That done, onto the chambers of the Queen. There was a brief scuffle with some warrior spirits as we made our way up, but nothing too dangerous – not until we reached her mighty throne room and found her standing astride an enormous, gaping portal to the Bug Dimension with her entire deadly, clicking court present to watch her monologue.
In our defense, we let her get a good couple of sentences in before we decided to chuck the plague at her and run away.
Except… except… this was where the Hand of Fate intervened. This was where the gods were watching, and with inhuman caprice decided to act, because the golem was the one handling the crate and it goddamn botched the throw.
We watched, silent and still, as the crate stuffed full of hellishly virulent, literal-soul-eating plague sailed through the air, arced down, and fell. Right into the portal. Which gulped, once, as if swallowing, and then closed forever.
The Queen asked us what that was. We told her. We asked her where the portal went. She told us. We asked her what would happen. She didn’t know. No one knew.
So, to hell with it: the guns came out and we had ourselves a nice, big dust-up. Fire was sprayed, bullets launched, golems stomped around, and eventually the Queen wound up burnt, shot, stepped on and frowned at until she was no more. Then we turned the reactor off, left, called in the airstrikes, and went to the pub for a beer.
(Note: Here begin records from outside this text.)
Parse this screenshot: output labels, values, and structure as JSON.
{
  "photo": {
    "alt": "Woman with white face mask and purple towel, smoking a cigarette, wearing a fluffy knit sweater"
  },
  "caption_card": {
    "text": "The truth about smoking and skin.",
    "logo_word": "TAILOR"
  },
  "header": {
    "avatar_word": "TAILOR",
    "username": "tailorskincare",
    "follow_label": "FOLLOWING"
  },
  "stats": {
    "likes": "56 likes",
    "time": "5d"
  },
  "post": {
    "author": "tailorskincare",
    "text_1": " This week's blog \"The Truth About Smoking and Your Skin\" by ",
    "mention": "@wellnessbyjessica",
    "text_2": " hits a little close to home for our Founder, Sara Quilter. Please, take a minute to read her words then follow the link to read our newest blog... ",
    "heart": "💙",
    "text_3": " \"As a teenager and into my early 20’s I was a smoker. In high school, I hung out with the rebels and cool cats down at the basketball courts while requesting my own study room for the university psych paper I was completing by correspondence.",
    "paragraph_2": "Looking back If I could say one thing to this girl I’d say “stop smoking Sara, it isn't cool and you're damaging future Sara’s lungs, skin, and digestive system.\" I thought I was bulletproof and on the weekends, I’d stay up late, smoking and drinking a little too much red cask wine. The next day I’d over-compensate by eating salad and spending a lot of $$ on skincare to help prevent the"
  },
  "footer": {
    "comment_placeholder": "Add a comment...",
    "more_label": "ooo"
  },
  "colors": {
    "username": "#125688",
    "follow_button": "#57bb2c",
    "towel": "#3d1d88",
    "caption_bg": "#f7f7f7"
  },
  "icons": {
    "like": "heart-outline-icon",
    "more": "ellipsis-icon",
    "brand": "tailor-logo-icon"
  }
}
Later that night and several beers later, the group found itself discussing the particulars of what happened back in the reactor. Closest we could figure, there were two options: the first is that the crate failed to rupture upon entering the Bug Dimension, and the second is that it did. Being as the Bug Dimension was an actual spiritual plane of existence, an ineradicable plague that ate spirits would be a bit of a problem there. I mean, we could have opened a portal or astrally projected there to have a look around, but best case scenario was a dimension full of apocalyptic, soul-stealing insects, and the worst case was a dimension full of apocalyptic, infinite plague.
We elected to collect our paychecks, pay our tabs, and leave that problem to the next guy.
Every mechanic in a role-playing game is there, ideally, to allow something awesome to happen. Every spell, item, weapon, monster and fiddly little rule is present to allow the Game Master to come up with excellent problems for the players to solve in awesome ways. Even the objectively negative things – getting hurt, getting killed, failing at something you wanted to do – is present to make the story more interesting.
With the right measure of imagination, and the right timing from the Fates, even the worst failure can literally change the world.